## Task goal
The records that follow must be repeated exactly as they stand.

======== Data section

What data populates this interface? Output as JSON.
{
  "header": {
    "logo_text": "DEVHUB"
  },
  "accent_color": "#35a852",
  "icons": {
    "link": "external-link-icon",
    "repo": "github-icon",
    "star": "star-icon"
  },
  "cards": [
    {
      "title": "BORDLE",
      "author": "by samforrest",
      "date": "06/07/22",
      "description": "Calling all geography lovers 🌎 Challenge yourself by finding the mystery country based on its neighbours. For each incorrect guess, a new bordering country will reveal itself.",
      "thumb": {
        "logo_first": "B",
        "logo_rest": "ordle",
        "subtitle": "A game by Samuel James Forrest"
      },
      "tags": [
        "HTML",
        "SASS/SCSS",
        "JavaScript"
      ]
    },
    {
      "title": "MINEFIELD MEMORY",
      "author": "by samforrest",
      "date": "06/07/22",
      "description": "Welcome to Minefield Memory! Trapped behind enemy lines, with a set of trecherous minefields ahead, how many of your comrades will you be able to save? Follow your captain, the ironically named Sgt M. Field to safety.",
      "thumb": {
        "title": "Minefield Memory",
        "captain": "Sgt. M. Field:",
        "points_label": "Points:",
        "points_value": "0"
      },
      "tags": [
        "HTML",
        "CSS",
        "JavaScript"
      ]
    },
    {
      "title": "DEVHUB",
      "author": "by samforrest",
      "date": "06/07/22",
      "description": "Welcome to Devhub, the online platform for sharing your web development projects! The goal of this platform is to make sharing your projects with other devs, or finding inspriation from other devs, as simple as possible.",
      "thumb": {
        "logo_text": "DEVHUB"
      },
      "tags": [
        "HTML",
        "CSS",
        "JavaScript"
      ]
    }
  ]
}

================

## Finished task
What data populates this interface? Output as JSON.
{
  "header": {
    "logo_text": "DEVHUB"
  },
  "accent_color": "#35a852",
  "icons": {
    "link": "external-link-icon",
    "repo": "github-icon",
    "star": "star-icon"
  },
  "cards": [
    {
      "title": "BORDLE",
      "author": "by samforrest",
      "date": "06/07/22",
      "description": "Calling all geography lovers 🌎 Challenge yourself by finding the mystery country based on its neighbours. For each incorrect guess, a new bordering country will reveal itself.",
      "thumb": {
        "logo_first": "B",
        "logo_rest": "ordle",
        "subtitle": "A game by Samuel James Forrest"
      },
      "tags": [
        "HTML",
        "SASS/SCSS",
        "JavaScript"
      ]
    },
    {
      "title": "MINEFIELD MEMORY",
      "author": "by samforrest",
      "date": "06/07/22",
      "description": "Welcome to Minefield Memory! Trapped behind enemy lines, with a set of trecherous minefields ahead, how many of your comrades will you be able to save? Follow your captain, the ironically named Sgt M. Field to safety.",
      "thumb": {
        "title": "Minefield Memory",
        "captain": "Sgt. M. Field:",
        "points_label": "Points:",
        "points_value": "0"
      },
      "tags": [
        "HTML",
        "CSS",
        "JavaScript"
      ]
    },
    {
      "title": "DEVHUB",
      "author": "by samforrest",
      "date": "06/07/22",
      "description": "Welcome to Devhub, the online platform for sharing your web development projects! The goal of this platform is to make sharing your projects with other devs, or finding inspriation from other devs, as simple as possible.",
      "thumb": {
        "logo_text": "DEVHUB"
      },
      "tags": [
        "HTML",
        "CSS",
        "JavaScript"
      ]
    }
  ]
}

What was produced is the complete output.